Jump to content
  • Announcements

    • olyclimber

      WELCOME TO THE CASCADECLIMBERS.COM FORUMS   02/03/18

      We have upgraded to new forum software as of late last year, and it makes everything here so much better!  It is now much easier to do pretty much anything, including write Trip Reports, sell gear, schedule climbing related events, and more. There is a new reputation system that allows for positive contributors to be recognized,  it is possible to tag content with identifiers, drag and drop in images, and it is much easier to embed multimedia content from Youtube, Vimeo, and more.  In all, the site is much more user friendly, bug free, and feature rich!   Whether you're a new user or a grizzled cascadeclimbers.com veteran, we think you'll love the new forums. Enjoy!
Sign in to follow this  
rmncwrtr

Any car mechanics out there?

Recommended Posts

My current manuscript has a character who is a car mechanic. I have some questions (not too detailed since this is a romance) and also need ideas on what could break on an engine that would be easy to fix in the middle of a parade without a toolbox handy. If you wouldn't mind helping, please let me know. I'm under the gun here with a 5/31 deadline. Thanks!

 

Mel

Share this post


Link to post
Share on other sites

If it is an older English car, then anything electrical really... just look up Joseph Lucas, the "Prince of Darkness", the (accidental) inventor of the intermittent wiper :lmao:

Share this post


Link to post
Share on other sites

I need something only a mechanic would be able to figure out looking under the hood and fix without any tools or materials that wouldn't be in, say, a woman's purse or the glovebox. Would a blown fuse cause a car to just stop?

Share this post


Link to post
Share on other sites

My car didnt technically die but it stopped moving. The throttle linkage to the carburator broke, thus ending all forward progression. I was wearing wire-rimmed glasses at the time and broke off one of the ear pieces to thread through the linkage and twist together to get me back moving again. This was 3 a.m. in downtown portland.

Share this post

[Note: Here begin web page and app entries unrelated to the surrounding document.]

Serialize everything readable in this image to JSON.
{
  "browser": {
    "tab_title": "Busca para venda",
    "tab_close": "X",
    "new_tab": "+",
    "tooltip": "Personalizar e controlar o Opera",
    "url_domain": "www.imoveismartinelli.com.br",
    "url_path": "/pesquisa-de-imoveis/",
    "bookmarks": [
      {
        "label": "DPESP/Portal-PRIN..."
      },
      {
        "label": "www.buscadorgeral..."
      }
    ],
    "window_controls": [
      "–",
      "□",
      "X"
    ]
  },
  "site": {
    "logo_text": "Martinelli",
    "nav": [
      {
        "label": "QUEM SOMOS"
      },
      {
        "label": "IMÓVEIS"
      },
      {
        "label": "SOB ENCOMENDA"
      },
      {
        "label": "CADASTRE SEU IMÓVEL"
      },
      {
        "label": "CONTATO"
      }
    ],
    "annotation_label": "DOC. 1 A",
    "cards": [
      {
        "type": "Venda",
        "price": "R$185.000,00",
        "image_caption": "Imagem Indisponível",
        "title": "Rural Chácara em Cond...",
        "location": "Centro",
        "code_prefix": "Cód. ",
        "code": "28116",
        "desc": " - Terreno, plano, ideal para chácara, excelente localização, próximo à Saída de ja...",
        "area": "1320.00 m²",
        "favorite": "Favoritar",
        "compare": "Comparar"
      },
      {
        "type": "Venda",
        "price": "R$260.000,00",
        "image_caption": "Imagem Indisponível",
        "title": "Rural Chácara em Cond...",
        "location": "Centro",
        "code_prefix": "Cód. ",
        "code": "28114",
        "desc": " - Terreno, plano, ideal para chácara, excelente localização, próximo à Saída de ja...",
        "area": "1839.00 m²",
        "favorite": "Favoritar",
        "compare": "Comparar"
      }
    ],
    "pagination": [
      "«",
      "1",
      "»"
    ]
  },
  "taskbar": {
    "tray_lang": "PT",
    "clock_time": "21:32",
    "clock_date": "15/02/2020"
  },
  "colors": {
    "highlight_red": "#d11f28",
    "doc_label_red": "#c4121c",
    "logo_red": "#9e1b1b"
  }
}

Link to post
Share on other sites
My car didnt technically die but it stopped moving. The throttle linkage to the carburator broke, thus ending all forward progression. I was wearing wire-rimmed glasses at the time and broke off one of the ear pieces to thread through the linkage and twist together to get me back moving again. This was 3 a.m. in downtown portland.

 

Something like this is what I was looking for. Thanks!

Share this post


Link to post
Share on other sites

When you use that, make sure that the car actually has carburators. The last US car with them was the 1988 Grand Wagoneer, and the last car sold with them in the US period was an Isuzu Pickup in 1990, IIRC. So anything using a carburator would have to be pretty damn old...

Share this post


Link to post
Share on other sites

Oh, thanks for that mkporwit. It takes place in a Balkan country known for being out-dated and following antiquated traditions/etc. I won't put a brand on the vehicle and just say it's old truck pulling a float. I'll also have the heroine mention that cars with carburators hadn't been sold in the US for twenty years, but they still worked on them every now and then!

Share this post


Link to post
Share on other sites

Be sure and mention me in the credits. ;-)

 

I've been to a few countries in the Balkans if you need any info.

Share this post


Link to post
Share on other sites

You could also have a loose or wet ignition coil wire connection. Maybe the vehicle went through a puddle and died. Would be fixable with no tools and would apply to any gasoline vehicle (but not a diesel). You could work in some backfires and shudders, being unable to start, and then a miracle fix by mr. or mrs. studly. Woohoo!

Share this post


Link to post
Share on other sites

Classic is a fan belt that breaks and the heroine can donate her stockings to temporarily replace it... maybe doesn't fit the "only a mechanic can figure it out" requirement though. Wouldn't cause the car to stop immediately, but it would overheat, and the battery wouldn't be charging anymore so it would die eventually.

 

 

 

 

Share this post


Link to post
Share on other sites

Thanks! This one has been turned in and I'm on to the next one! Next up, I'll be tackling the world of sailing before hopefully heading back to Mount Hood for book 3 of my mountain rescuer series!

Share this post


Link to post
Share on other sites

Create an account or sign in to comment

You need to be a member in order to leave a comment

Create an account

Sign up for a new account in our community. It's easy!

Register a new account

Sign in

Already have an account? Sign in here.

Sign In Now

Sign in to follow this  

×